Please count the lines of the data that contain "time" and state only the total.

━━ Data records

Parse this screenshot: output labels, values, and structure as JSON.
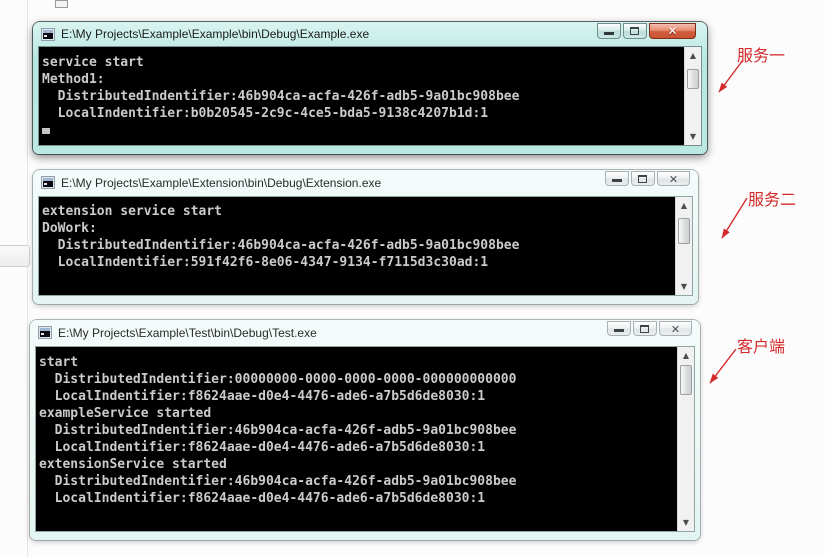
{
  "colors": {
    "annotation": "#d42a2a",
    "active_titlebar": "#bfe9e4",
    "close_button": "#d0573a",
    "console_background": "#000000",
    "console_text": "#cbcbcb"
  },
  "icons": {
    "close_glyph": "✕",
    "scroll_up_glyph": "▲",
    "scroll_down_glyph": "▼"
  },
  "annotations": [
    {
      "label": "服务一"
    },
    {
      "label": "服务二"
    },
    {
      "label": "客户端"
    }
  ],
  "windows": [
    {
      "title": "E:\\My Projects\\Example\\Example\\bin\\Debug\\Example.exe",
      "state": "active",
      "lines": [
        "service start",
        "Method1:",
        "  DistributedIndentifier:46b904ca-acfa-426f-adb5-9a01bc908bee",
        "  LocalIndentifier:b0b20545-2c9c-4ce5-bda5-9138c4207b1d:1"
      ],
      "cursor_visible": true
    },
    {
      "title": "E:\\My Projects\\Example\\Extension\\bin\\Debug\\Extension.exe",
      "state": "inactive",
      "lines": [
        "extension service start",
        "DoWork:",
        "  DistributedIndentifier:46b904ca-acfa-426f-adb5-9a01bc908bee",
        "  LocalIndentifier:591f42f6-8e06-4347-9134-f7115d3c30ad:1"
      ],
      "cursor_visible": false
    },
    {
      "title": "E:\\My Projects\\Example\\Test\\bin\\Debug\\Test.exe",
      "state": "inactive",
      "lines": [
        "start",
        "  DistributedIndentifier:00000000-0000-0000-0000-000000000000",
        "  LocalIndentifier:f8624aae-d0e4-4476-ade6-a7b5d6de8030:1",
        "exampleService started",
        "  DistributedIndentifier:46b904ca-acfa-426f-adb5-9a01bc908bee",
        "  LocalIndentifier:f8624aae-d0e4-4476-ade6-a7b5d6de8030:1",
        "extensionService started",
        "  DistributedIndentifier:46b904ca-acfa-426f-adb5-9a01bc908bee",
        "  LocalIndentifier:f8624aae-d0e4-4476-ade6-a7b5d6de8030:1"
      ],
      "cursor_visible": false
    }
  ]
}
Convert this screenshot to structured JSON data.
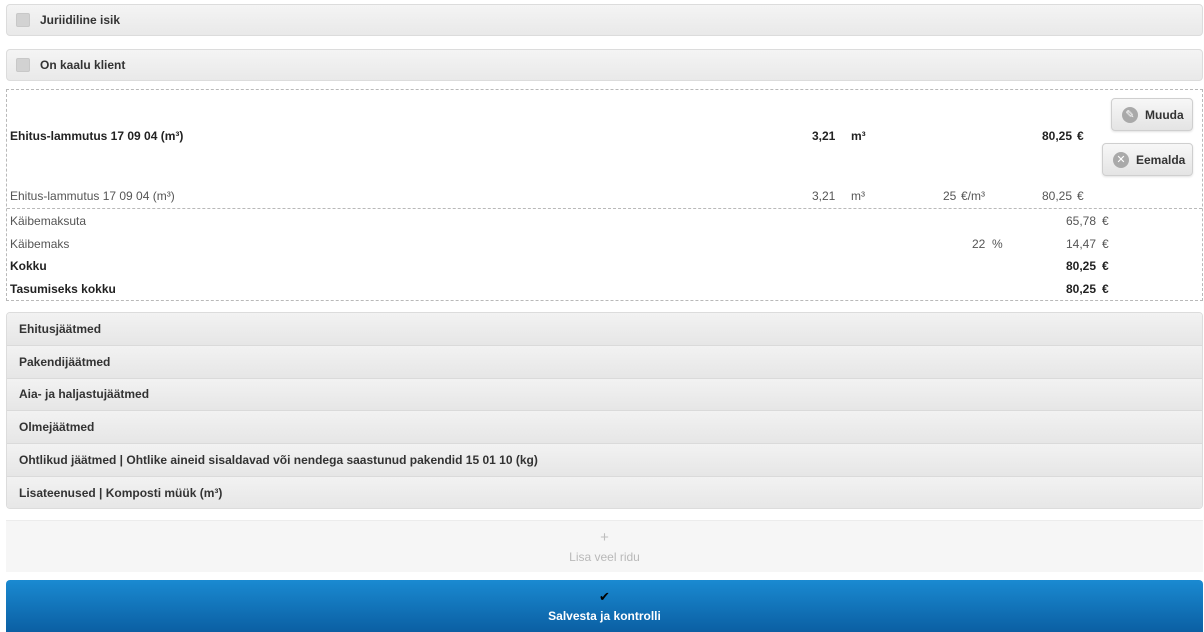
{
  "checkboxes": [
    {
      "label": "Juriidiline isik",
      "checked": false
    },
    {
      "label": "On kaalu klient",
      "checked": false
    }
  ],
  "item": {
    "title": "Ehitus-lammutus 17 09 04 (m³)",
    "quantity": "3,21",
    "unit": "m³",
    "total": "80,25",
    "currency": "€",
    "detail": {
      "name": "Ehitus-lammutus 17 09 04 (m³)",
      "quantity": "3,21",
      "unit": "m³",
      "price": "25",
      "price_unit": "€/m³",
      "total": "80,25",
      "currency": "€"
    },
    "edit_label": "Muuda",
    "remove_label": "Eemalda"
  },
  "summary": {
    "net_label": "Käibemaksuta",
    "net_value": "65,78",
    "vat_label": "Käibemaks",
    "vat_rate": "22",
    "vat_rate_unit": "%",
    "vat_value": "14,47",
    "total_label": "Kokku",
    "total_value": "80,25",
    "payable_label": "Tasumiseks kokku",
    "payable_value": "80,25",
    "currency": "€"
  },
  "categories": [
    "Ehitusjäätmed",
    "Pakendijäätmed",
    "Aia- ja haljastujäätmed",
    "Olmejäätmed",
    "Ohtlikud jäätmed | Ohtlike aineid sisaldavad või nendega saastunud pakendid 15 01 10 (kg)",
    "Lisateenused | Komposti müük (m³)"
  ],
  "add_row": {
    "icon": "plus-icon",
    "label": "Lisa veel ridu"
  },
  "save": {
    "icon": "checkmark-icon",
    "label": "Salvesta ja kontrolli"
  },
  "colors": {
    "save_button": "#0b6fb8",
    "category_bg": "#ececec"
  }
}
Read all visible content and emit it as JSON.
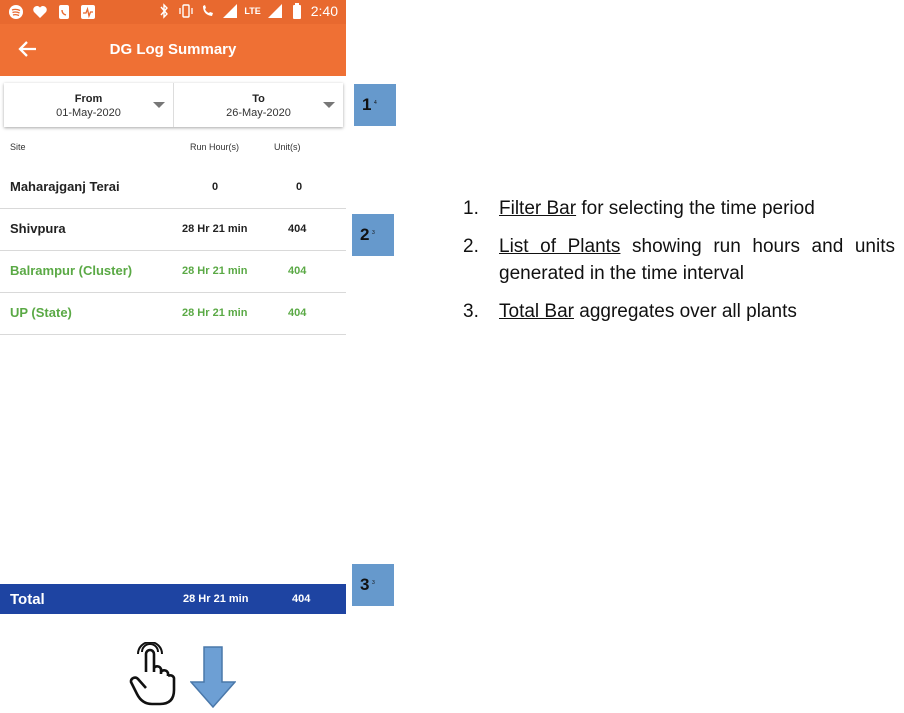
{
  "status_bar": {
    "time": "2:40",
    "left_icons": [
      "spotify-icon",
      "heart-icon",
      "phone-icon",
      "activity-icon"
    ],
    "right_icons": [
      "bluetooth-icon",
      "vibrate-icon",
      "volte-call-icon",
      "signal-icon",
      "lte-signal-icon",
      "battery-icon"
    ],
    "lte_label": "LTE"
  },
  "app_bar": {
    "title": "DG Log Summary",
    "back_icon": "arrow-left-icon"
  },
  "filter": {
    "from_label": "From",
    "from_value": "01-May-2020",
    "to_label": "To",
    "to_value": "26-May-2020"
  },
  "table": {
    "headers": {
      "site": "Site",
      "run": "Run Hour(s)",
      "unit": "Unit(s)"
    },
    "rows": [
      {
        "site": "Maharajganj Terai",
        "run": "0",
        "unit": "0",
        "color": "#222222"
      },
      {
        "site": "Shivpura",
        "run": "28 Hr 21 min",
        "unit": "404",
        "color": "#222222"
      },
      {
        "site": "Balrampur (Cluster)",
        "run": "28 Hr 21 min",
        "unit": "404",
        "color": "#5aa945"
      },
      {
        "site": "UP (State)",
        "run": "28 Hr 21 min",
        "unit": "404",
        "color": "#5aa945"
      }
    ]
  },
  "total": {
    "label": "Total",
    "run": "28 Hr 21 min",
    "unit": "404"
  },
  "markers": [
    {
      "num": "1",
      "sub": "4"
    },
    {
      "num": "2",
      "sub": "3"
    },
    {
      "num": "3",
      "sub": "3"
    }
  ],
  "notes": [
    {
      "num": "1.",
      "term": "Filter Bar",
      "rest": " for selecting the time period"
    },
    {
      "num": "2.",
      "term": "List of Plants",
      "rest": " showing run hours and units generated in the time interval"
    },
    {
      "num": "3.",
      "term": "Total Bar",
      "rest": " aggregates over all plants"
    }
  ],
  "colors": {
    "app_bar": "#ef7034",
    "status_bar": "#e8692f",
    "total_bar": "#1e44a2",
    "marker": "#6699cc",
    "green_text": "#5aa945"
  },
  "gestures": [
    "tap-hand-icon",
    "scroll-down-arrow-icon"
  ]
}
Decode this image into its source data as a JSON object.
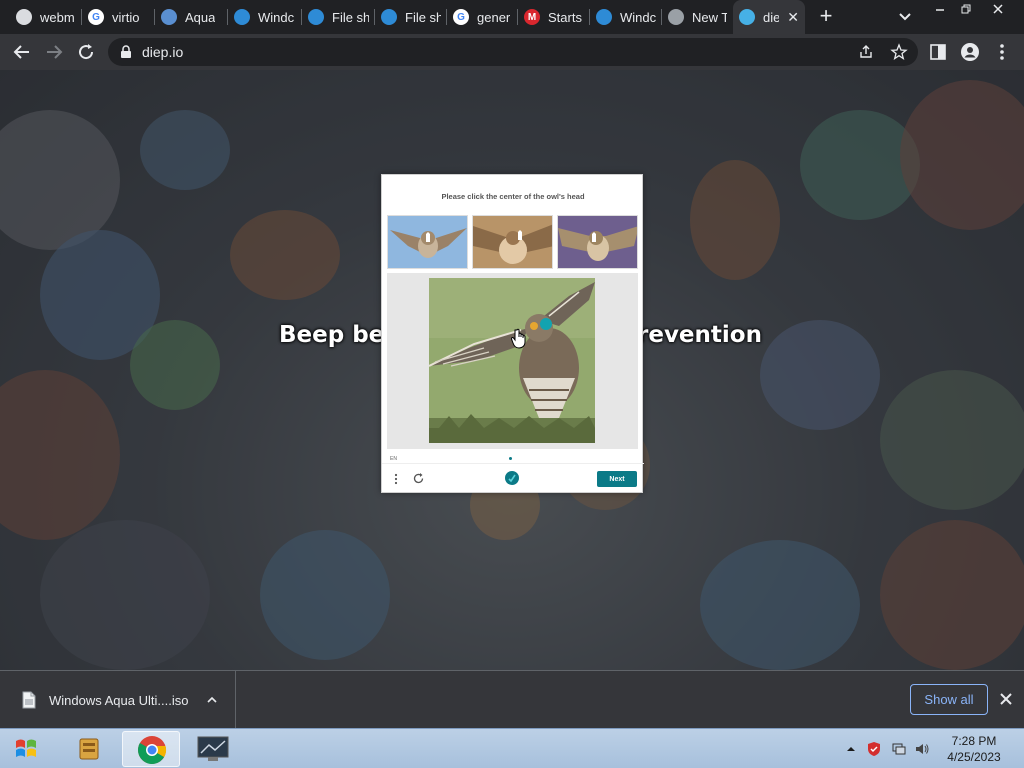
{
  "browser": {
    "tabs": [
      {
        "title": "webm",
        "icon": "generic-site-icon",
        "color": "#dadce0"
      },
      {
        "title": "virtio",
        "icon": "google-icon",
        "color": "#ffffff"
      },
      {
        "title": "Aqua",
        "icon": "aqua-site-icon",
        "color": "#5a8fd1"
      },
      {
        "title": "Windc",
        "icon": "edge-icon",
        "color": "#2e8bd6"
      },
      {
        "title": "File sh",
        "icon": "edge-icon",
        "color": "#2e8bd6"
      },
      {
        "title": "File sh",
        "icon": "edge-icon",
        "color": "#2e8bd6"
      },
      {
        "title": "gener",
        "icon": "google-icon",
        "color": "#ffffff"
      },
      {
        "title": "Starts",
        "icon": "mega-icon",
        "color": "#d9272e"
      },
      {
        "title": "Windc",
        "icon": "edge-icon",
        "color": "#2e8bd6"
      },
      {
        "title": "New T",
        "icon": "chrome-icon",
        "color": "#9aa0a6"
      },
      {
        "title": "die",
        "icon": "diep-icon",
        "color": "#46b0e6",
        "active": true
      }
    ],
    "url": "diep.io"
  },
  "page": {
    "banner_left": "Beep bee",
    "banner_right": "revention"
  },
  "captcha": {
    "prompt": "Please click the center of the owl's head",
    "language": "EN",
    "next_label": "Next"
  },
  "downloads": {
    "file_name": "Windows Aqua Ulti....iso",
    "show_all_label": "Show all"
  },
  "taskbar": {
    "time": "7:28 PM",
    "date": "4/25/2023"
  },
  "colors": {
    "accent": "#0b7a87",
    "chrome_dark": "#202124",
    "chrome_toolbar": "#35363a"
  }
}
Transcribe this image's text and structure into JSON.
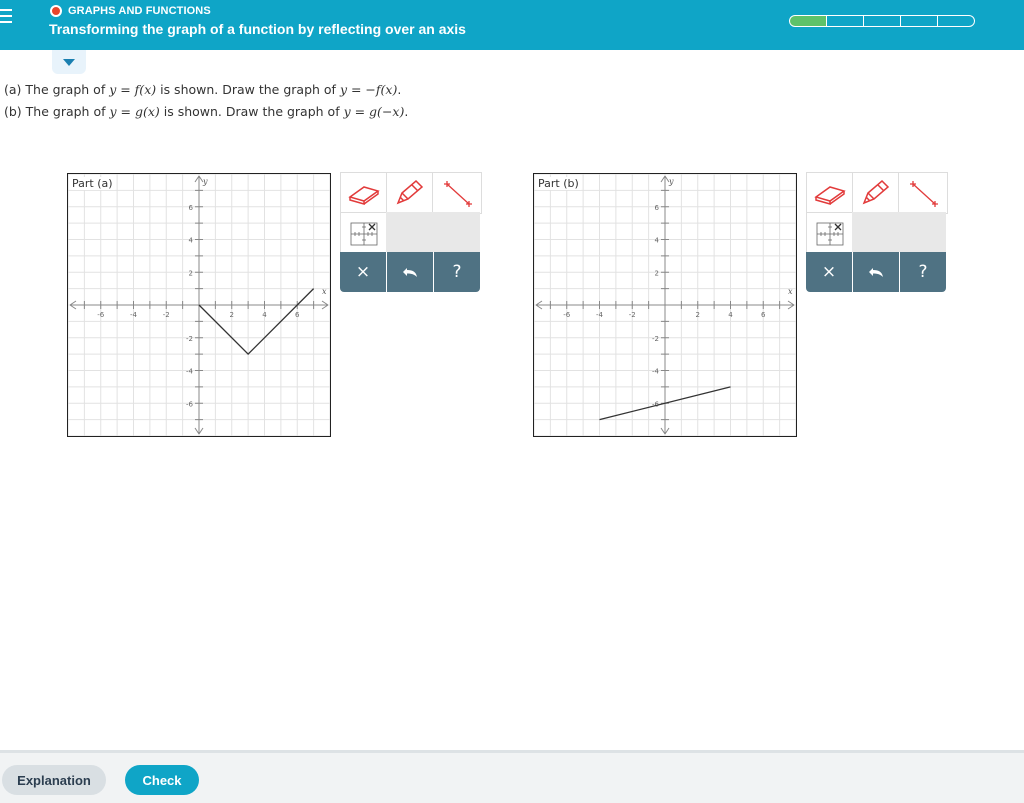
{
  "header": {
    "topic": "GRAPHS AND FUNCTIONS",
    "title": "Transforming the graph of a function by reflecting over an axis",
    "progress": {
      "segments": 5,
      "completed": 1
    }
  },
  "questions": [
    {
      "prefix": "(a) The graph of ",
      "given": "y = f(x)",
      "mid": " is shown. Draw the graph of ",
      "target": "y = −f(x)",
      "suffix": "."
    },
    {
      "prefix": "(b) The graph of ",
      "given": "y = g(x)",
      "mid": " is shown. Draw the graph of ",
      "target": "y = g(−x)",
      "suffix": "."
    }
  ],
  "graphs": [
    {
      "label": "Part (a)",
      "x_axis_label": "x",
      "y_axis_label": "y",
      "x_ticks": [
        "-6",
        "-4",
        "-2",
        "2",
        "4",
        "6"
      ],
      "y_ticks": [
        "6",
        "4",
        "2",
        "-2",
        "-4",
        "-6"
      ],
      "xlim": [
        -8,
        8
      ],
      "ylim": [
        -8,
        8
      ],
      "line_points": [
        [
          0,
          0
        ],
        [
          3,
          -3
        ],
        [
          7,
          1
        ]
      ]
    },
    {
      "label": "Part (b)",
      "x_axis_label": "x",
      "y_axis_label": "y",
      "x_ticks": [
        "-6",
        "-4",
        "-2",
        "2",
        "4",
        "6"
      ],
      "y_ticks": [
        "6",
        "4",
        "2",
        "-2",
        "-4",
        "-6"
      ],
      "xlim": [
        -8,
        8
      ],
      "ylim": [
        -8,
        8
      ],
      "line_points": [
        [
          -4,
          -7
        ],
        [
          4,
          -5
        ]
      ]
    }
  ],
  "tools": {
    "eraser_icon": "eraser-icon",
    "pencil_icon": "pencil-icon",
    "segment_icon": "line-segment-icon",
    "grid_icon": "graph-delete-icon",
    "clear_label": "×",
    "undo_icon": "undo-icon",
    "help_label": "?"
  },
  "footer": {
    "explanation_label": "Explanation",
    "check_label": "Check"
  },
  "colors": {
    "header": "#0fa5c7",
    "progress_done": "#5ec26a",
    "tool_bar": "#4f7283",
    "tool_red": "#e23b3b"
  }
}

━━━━

■ Exercise response: 4